What this task involves – Where does the string "date" appear in the records? Copy every line that contains it.

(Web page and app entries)
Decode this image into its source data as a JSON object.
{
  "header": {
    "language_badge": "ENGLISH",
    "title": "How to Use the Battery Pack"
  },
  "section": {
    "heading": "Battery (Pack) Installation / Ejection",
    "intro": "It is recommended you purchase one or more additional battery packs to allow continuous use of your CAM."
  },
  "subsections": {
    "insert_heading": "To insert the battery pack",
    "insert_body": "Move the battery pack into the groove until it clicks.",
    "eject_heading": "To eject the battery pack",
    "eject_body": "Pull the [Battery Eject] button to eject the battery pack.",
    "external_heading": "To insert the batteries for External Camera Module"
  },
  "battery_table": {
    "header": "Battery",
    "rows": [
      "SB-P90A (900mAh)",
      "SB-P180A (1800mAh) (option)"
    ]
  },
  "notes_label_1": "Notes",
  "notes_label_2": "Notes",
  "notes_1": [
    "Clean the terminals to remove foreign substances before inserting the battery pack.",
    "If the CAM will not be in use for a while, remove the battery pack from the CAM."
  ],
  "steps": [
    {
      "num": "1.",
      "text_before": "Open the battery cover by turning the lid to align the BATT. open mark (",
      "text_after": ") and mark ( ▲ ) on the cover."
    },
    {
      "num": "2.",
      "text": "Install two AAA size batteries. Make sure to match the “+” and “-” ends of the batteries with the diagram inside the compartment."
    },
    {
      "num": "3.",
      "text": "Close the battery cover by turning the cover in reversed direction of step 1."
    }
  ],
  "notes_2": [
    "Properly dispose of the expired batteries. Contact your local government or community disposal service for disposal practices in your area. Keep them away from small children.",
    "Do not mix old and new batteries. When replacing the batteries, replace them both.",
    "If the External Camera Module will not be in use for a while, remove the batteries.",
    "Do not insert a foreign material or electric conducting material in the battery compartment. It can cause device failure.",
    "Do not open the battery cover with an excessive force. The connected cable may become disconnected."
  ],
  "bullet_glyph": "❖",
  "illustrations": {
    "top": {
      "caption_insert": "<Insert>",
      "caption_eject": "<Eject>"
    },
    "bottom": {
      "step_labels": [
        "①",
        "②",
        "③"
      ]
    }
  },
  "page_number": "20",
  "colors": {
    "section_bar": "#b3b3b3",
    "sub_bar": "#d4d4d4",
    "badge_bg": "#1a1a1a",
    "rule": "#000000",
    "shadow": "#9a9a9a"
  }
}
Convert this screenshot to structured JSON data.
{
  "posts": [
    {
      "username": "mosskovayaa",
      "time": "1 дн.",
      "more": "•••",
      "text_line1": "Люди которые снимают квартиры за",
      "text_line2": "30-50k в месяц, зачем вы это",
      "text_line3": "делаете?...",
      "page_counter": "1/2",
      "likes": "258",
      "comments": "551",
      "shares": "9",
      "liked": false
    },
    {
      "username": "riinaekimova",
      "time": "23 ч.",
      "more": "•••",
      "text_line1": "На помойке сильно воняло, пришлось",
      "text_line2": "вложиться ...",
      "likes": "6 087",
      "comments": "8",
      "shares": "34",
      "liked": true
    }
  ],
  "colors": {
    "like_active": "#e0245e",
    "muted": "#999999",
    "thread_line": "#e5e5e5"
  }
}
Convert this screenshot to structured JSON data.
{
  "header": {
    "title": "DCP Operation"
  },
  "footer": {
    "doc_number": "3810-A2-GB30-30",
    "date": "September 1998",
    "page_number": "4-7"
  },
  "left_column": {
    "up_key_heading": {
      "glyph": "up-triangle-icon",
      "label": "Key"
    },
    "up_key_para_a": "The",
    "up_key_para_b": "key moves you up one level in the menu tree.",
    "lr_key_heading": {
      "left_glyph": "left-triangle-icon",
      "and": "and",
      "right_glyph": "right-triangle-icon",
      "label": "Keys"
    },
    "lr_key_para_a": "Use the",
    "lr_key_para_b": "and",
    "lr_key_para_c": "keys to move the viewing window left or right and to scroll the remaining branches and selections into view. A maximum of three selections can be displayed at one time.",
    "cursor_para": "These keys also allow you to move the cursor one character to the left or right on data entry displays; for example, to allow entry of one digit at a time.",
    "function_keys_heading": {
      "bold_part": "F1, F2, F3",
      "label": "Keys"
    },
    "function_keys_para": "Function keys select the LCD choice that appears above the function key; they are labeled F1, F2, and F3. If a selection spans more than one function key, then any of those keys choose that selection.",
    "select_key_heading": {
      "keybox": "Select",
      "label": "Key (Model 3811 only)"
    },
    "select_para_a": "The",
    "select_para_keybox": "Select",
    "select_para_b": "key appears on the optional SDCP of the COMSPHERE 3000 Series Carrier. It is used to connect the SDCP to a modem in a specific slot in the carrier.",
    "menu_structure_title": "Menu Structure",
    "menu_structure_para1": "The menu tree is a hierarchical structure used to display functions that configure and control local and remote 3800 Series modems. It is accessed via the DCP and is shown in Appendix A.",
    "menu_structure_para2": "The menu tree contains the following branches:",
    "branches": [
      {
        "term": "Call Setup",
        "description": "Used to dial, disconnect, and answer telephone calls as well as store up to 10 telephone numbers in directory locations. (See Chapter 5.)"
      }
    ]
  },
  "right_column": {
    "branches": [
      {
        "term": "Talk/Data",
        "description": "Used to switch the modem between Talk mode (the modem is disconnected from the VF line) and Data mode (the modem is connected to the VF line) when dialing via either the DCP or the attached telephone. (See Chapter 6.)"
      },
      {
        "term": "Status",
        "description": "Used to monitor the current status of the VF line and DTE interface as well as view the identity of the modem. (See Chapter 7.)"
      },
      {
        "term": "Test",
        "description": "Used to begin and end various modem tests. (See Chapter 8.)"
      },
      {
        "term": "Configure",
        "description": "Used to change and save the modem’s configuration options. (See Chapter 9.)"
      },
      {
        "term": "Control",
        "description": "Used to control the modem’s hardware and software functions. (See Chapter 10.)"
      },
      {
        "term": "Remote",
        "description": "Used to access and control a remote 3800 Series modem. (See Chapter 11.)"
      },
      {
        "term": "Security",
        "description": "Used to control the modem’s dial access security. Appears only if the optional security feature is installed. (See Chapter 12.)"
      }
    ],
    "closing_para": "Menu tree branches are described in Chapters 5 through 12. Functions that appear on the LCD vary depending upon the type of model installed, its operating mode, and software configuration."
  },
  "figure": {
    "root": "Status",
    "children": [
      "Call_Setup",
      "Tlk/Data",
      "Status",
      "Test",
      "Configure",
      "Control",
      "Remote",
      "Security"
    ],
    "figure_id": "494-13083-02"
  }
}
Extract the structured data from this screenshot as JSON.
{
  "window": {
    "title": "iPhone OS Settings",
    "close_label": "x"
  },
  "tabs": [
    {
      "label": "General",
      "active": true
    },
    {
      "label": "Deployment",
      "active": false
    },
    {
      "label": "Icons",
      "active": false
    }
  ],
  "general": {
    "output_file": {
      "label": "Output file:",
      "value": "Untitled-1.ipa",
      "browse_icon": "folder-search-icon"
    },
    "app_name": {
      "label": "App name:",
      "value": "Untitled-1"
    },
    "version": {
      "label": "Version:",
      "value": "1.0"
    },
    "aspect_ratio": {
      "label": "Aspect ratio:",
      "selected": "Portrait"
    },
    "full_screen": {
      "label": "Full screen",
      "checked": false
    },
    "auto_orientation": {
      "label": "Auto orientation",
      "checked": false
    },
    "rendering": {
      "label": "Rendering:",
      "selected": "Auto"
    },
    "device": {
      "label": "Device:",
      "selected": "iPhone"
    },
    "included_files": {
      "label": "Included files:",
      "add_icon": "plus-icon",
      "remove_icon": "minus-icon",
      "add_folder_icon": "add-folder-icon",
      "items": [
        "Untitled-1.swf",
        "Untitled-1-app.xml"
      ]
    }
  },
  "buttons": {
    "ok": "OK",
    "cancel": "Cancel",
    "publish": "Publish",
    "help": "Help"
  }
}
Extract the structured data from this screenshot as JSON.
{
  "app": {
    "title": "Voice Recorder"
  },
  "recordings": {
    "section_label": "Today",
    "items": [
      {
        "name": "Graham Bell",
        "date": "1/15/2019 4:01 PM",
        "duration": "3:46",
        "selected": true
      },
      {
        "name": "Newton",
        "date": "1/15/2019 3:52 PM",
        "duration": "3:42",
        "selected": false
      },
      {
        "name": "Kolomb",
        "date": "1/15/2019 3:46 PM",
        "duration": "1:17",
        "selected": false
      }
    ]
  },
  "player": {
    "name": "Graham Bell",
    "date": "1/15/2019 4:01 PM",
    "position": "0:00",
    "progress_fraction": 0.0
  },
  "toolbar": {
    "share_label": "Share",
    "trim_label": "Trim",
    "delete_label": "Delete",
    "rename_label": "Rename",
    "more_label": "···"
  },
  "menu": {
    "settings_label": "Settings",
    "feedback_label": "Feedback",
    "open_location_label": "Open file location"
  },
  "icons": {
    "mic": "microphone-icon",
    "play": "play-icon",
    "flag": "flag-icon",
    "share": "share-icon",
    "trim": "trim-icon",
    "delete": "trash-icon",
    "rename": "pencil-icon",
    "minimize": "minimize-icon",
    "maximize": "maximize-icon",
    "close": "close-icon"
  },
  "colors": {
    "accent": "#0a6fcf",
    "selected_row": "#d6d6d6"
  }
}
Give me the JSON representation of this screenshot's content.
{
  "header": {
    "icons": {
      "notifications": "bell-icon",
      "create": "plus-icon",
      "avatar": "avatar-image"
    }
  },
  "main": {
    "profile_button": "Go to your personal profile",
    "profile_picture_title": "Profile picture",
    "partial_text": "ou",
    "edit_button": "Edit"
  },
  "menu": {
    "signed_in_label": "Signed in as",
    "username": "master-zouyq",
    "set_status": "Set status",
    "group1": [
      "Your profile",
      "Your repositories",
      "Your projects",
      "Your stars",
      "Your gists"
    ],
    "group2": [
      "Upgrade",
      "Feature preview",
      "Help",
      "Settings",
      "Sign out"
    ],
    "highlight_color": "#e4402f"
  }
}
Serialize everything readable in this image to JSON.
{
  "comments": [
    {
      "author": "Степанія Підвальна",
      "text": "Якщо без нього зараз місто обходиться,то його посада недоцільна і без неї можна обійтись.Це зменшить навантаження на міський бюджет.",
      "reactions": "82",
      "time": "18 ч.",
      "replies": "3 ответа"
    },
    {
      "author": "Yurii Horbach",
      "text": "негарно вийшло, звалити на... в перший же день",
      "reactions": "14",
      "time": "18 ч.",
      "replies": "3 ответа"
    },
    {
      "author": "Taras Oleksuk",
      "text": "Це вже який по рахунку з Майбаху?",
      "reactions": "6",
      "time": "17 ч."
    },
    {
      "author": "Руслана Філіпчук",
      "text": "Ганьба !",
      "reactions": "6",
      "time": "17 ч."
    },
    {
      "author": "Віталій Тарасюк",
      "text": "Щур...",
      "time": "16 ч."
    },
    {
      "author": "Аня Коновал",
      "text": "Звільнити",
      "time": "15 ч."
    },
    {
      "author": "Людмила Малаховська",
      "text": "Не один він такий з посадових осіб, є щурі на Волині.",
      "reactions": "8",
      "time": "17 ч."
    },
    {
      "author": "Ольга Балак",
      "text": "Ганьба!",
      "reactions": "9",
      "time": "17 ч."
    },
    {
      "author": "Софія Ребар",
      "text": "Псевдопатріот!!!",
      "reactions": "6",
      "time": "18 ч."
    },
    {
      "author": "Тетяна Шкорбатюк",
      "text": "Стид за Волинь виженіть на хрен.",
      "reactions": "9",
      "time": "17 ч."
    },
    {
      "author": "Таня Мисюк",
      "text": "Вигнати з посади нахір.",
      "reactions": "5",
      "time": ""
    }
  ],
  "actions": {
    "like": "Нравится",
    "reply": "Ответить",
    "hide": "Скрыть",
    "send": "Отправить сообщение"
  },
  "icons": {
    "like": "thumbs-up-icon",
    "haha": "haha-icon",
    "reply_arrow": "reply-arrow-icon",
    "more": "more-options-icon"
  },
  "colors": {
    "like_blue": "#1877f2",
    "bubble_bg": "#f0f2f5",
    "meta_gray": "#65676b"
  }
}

Written solution –
    "date": "September 1998",
        "date": "1/15/2019 4:01 PM",
        "date": "1/15/2019 3:52 PM",
        "date": "1/15/2019 3:46 PM",
    "date": "1/15/2019 4:01 PM",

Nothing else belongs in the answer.